How being self-compassionate can improve women’s physical and mental health is the focus of new research at Griffith University.

Led by PhD candidate Yvette Forbes from Griffith’s Menzies Health Institute Queensland, the study aims to show how being compassionate, rather than self-critical can have a positive health benefit on women aged 18-45.

Self-compassion, says Ms Forbes, is defined as “a way of relating positively to the self despite any perceived personal flaws and inadequacies.

“Being kind to oneself and how this affects our mental and physical well-being is at the heart of this study,” says Ms Forbes. “A sizeable body of research has demonstrated an association between self-compassion and positive mental states including lower levels of anxiety, depression and stress.

Stigma of being overweight

“Our study is particularly interested in researching self-compassion and its role in reducing the impacts of stigma on overweight women.

“There are many negative stereotypes around being overweight, and a number of people who do not fit the ‘thin ideal’ experience bullying, harassment and ridicule, sometimes on a daily basis.

“Indeed previous studies have shown that as many as 90 to 100% of obese participants surveyed have reportedly experience stigmatisation about their weight during their lives.

“Research has shown that weight based stigma is associated with negative effects such as mood and anxiety disorders, shame, social isolation and decreased quality of life.

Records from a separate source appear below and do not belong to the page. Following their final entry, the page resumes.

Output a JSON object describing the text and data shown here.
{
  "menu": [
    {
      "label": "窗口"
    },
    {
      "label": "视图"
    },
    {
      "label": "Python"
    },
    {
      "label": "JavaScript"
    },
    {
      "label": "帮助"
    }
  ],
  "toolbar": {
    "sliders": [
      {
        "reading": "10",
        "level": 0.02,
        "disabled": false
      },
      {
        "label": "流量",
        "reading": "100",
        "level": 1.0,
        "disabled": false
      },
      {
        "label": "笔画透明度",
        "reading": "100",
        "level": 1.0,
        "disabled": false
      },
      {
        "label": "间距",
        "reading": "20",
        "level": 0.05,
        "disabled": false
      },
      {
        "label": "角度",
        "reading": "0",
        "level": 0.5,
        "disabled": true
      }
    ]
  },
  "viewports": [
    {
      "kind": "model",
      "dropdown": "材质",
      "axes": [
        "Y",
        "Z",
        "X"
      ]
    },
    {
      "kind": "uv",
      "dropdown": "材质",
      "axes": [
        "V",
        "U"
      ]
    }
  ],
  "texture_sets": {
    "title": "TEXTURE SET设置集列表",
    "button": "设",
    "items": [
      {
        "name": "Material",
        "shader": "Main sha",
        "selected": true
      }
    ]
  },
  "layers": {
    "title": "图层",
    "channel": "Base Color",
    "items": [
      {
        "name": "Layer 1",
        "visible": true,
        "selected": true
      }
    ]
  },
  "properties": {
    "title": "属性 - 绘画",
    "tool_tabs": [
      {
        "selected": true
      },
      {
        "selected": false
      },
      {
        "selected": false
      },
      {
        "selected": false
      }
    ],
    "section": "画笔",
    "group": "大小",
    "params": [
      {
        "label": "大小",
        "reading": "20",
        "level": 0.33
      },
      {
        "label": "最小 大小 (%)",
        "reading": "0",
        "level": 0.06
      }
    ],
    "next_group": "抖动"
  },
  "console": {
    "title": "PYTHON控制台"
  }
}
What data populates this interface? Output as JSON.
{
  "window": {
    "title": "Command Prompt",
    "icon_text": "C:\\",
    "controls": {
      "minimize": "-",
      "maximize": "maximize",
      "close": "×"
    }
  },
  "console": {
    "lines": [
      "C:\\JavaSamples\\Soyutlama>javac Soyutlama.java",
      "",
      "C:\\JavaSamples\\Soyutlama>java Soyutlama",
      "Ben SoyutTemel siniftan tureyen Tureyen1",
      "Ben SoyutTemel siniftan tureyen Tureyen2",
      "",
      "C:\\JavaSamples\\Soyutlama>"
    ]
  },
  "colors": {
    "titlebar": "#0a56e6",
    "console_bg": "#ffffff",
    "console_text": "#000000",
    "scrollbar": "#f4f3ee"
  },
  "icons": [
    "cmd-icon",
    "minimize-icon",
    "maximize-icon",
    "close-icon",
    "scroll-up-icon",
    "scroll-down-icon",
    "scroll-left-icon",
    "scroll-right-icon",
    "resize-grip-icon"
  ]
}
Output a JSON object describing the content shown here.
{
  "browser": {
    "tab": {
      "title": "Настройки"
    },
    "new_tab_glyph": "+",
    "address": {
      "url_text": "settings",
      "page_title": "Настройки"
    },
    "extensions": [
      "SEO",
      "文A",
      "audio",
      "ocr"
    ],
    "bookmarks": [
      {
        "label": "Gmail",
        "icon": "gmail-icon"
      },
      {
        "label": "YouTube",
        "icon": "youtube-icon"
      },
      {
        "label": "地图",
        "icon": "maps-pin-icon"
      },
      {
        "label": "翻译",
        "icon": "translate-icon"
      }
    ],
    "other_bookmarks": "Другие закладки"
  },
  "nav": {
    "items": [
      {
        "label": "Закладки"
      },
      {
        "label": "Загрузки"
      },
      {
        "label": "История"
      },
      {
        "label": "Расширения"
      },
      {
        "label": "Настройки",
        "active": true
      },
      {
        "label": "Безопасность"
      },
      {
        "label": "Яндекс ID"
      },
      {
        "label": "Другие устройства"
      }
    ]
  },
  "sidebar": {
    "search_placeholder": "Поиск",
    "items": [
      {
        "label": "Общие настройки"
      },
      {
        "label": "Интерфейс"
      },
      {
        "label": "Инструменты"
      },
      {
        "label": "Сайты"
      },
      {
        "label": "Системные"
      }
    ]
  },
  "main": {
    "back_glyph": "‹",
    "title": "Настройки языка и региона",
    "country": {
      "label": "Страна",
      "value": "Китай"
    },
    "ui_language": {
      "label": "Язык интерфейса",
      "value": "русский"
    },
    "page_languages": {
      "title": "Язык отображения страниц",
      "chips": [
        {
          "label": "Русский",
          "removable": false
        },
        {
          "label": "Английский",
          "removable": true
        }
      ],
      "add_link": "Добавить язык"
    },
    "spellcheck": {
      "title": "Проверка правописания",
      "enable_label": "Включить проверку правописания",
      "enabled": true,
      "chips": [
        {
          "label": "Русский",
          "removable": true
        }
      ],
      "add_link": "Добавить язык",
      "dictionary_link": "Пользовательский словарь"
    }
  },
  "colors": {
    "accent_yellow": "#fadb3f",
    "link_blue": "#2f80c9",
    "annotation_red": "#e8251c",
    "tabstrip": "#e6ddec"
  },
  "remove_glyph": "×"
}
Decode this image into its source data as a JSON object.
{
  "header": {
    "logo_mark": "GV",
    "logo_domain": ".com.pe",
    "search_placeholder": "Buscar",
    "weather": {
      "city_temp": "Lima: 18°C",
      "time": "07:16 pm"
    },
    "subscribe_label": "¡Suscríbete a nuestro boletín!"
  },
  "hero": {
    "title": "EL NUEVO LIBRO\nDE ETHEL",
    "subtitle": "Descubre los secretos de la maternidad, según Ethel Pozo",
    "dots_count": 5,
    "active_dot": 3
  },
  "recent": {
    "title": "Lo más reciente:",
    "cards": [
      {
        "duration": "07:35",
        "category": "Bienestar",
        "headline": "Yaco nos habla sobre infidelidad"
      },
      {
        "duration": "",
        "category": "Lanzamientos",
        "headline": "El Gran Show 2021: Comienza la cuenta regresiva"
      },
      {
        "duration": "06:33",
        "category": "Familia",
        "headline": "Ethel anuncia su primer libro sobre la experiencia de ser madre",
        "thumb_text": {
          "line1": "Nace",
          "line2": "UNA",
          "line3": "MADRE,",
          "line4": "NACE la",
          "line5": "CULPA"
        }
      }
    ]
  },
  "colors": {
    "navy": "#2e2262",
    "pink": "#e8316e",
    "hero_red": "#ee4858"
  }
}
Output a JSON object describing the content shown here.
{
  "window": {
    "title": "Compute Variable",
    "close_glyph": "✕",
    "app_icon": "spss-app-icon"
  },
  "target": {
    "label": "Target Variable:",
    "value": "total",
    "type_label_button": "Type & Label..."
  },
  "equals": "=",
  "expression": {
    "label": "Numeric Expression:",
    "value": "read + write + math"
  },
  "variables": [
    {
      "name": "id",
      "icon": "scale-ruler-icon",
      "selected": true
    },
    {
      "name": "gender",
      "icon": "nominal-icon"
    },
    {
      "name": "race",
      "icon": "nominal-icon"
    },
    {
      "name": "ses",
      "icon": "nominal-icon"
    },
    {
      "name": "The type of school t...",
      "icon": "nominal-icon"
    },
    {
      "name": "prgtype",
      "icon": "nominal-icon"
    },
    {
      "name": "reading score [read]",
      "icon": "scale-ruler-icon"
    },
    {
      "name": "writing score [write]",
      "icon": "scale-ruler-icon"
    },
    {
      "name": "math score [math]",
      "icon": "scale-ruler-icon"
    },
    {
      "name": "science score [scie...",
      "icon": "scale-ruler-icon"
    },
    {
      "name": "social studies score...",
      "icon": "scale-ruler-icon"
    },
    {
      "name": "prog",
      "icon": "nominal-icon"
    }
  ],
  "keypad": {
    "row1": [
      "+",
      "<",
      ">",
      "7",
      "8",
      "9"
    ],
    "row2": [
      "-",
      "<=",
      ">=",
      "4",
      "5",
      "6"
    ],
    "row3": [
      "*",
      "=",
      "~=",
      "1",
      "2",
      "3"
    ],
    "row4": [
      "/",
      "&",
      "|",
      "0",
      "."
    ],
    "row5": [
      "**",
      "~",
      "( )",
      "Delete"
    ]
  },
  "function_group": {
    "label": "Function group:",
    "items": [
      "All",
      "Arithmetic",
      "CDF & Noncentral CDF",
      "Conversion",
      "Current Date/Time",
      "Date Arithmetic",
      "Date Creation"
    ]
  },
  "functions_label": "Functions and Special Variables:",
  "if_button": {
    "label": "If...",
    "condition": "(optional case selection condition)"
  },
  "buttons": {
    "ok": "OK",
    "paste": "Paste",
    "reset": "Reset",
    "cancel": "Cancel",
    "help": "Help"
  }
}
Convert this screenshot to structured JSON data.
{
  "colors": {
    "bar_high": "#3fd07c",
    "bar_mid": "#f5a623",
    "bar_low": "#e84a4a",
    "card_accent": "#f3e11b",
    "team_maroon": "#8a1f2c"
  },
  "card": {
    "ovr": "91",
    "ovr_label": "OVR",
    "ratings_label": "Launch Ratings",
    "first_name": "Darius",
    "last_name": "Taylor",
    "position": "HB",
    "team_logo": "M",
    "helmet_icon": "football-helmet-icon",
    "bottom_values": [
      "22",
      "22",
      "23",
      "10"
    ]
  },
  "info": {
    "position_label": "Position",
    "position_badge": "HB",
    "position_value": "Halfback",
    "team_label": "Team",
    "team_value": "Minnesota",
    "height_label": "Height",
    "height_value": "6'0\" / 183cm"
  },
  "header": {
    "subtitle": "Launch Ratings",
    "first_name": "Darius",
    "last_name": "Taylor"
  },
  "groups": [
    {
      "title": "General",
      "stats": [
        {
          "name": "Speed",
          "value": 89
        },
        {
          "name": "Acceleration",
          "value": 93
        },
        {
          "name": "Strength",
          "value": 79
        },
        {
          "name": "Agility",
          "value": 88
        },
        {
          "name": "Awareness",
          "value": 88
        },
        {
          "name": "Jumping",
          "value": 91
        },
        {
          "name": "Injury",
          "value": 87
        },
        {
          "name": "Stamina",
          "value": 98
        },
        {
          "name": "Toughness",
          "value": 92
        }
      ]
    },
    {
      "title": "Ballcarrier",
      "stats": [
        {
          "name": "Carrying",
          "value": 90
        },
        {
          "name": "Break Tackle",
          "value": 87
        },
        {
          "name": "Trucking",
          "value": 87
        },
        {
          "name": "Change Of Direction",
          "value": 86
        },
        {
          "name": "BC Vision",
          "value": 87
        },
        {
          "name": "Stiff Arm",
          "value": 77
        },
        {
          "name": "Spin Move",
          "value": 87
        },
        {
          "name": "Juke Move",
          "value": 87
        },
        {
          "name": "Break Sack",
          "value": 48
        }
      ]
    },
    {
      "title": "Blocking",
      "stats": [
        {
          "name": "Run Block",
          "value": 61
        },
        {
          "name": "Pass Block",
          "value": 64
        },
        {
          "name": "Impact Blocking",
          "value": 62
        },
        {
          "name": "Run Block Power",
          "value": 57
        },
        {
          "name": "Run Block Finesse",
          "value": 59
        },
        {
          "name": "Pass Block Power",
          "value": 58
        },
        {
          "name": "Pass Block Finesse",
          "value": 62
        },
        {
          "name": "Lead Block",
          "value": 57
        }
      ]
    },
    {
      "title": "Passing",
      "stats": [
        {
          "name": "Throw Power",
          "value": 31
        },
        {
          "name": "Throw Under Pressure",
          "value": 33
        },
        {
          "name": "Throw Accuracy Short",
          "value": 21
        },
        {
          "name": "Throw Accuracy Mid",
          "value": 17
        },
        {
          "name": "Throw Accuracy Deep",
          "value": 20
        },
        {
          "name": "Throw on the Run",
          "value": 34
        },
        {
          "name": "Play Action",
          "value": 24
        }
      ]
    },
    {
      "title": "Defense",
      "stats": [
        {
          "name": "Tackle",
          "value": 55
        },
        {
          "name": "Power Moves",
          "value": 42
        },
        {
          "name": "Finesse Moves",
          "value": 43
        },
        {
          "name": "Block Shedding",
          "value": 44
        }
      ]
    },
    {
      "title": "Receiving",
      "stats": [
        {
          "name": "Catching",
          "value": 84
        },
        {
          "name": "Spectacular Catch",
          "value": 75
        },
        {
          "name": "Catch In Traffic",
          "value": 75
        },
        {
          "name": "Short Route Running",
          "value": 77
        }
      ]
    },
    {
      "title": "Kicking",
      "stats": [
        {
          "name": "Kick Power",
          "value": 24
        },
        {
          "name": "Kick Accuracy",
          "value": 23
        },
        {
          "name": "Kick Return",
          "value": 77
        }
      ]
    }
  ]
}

The negative effects of weight stigma may be even worse for individuals who have actually internalised and believe the negative stereotypes themselves.

Benefits of self-compassion

“We are hoping to see if self-compassion can help people to be more resilient to the effects of weight stigma. Our team is seeking to explore both the benefits of self-compassion for women of all sizes generally, and to also more specifically investigate if self-compassion can provide resilience for women in the face of stigma.”

The research team is currently seeking women to be involved in our study by completing an online survey.

A second part of the study will involve the team designing an intervention which will take the form of a six-week program for individuals who may have experienced bullying regarding their weight and would like to increase their ability to be self-compassionate.

Expressions of interest are now open to women who would like to participate in this study which is scheduled to commence in early 2017.

If you are interested in this study, please contact Yvette and her team at:Griffith University, Mt Gravatt,07 3735 3325 or email[email protected]